Holes in SCOBYs are not necessarily a sign of compromised health within the culture. If your SCOBY is a decent thickness, is firm feeling and not falling apart, then yes – it is totally fine. In fact this is usually a good sign, indicating that there is lots of yeast and bacteria activity and CO2 production is on the go.
Carbon dioxide is responsible for the fizzyness and carbonation in kombucha tea, which gives it its pleasant effervescent quality. A thick SCOBY shows the yeasts and bacteria are growing and increasing the cellulose mat in which they live, and the holes are usually caused by bubbles of carbon dioxide pushing their way through this layer.
However, if the culture is fragile and feeling like it is going to fall apart, or generally weak (for more reading on what SCOBYs should and shouldn’t look like, go to What Does A Healthy Kombucha SCOBY Look Like?) then the bacteria population within the SCOBY is in recline, and the yeasts are dominating the culture.
This is common in warm climates and seasons, and typically is an imbalance which occurs after one has been brewing for some time.
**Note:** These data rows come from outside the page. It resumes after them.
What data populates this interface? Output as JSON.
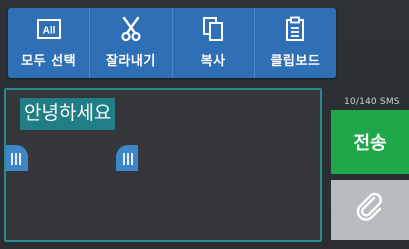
{
  "toolbar": {
    "items": [
      {
        "label": "모두 선택",
        "icon": "select-all-icon",
        "icon_text": "All"
      },
      {
        "label": "잘라내기",
        "icon": "scissors-icon"
      },
      {
        "label": "복사",
        "icon": "copy-icon"
      },
      {
        "label": "클립보드",
        "icon": "clipboard-icon"
      }
    ],
    "background": "#2f6fb5"
  },
  "composer": {
    "selected_text": "안녕하세요",
    "selection_color": "#1f7e86",
    "handle_color": "#3d86c8",
    "border_color": "#2a8a8e"
  },
  "counter": {
    "text": "10/140 SMS"
  },
  "send": {
    "label": "전송",
    "color": "#1fa84a"
  },
  "attach": {
    "icon": "paperclip-icon"
  }
}
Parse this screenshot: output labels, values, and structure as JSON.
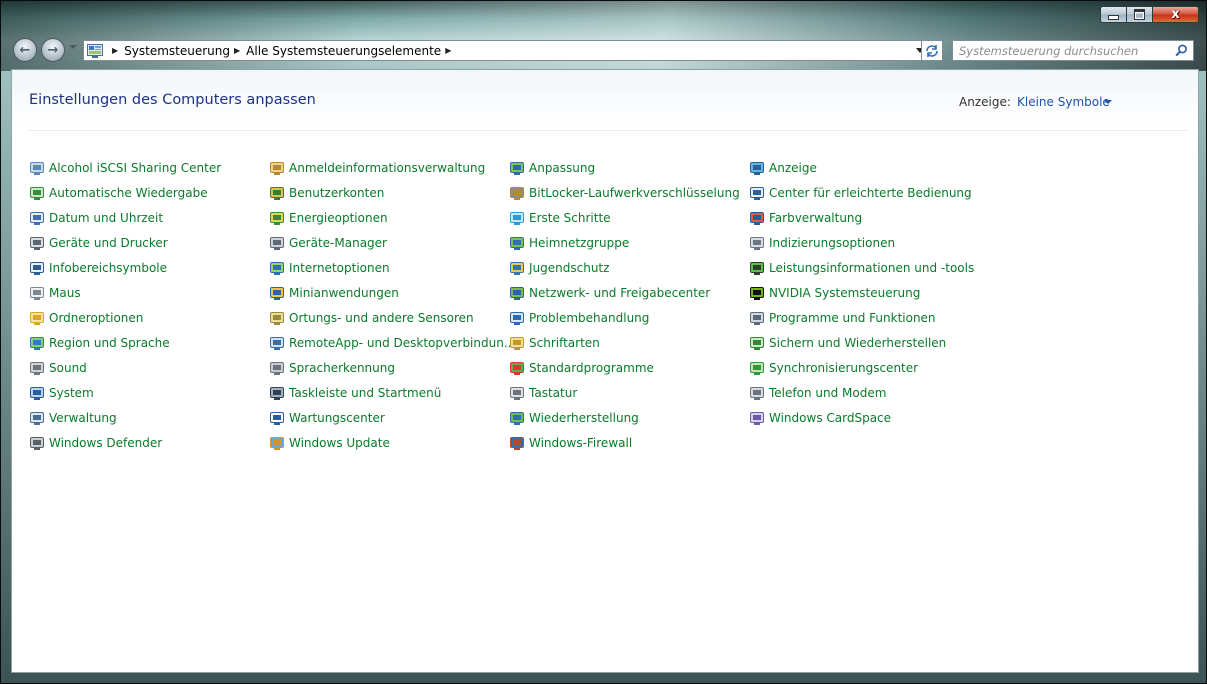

If this is the case, and your culture’s bacteria population is taking strain, here are the main methods for encouraging them and suppressing the yeasts a bit.
How to Eliminate Holes in SCOBY
Here are some tips that may result in a SCOBY without holes, given a few batches after you apply these changes
1. Replace Some Sugar With Glucose
Replacing a portion of the sugar which you are using with glucose is a good way to encourage the bacteria. Karo and corn syrup are good sources of glucose, corn syrup being the preferred one.
2. Make Weaker Tea
If you want to promote the bacteria activity within your SCOBY you can also decrease the strength of the tea which you are using to make your initial sweat tea base. However, be sure to use this in conjunction with the replacement of sugar with glucose, as the two methods work together to manipulate the yeasts into supporting the bacteria rather than competing with it.
3. Getting The Temperature Down
Yeasts prefer warm ranges of temperature, while bacteria do better in slightly cooler conditions. If it is summer or you are brewing in a hot climate, try to manage it so that your fermentation is at less that 73o Fahrenheit (22o Celsius). However, don’t store it in the dark, and this can make the microorganisms sluggish.
It is important to ensure that the bacteria and yeasts are in balance with each other, as it is their symbiotic relationship which enables the kombucha fermentation process. One cannot complete its fermentation function without the other, and they need to be supporting each other, and not in competition.
SCOBYs are Tough
The heading says it all. While there are various ways a SCOBY can look, and imbalances which occur within the culture, and optimum conditions and not so optimum conditions, SCOBYs are tough colonies of organisms, and it takes a lot to completely kill one. Smell your brew often, and use this as a check to see that everything is ok, rather than the SCOBYs appearance so much. SCOBYs vary vastly in the way they look, from quite pretty young white ones, so quite gross looking old ones!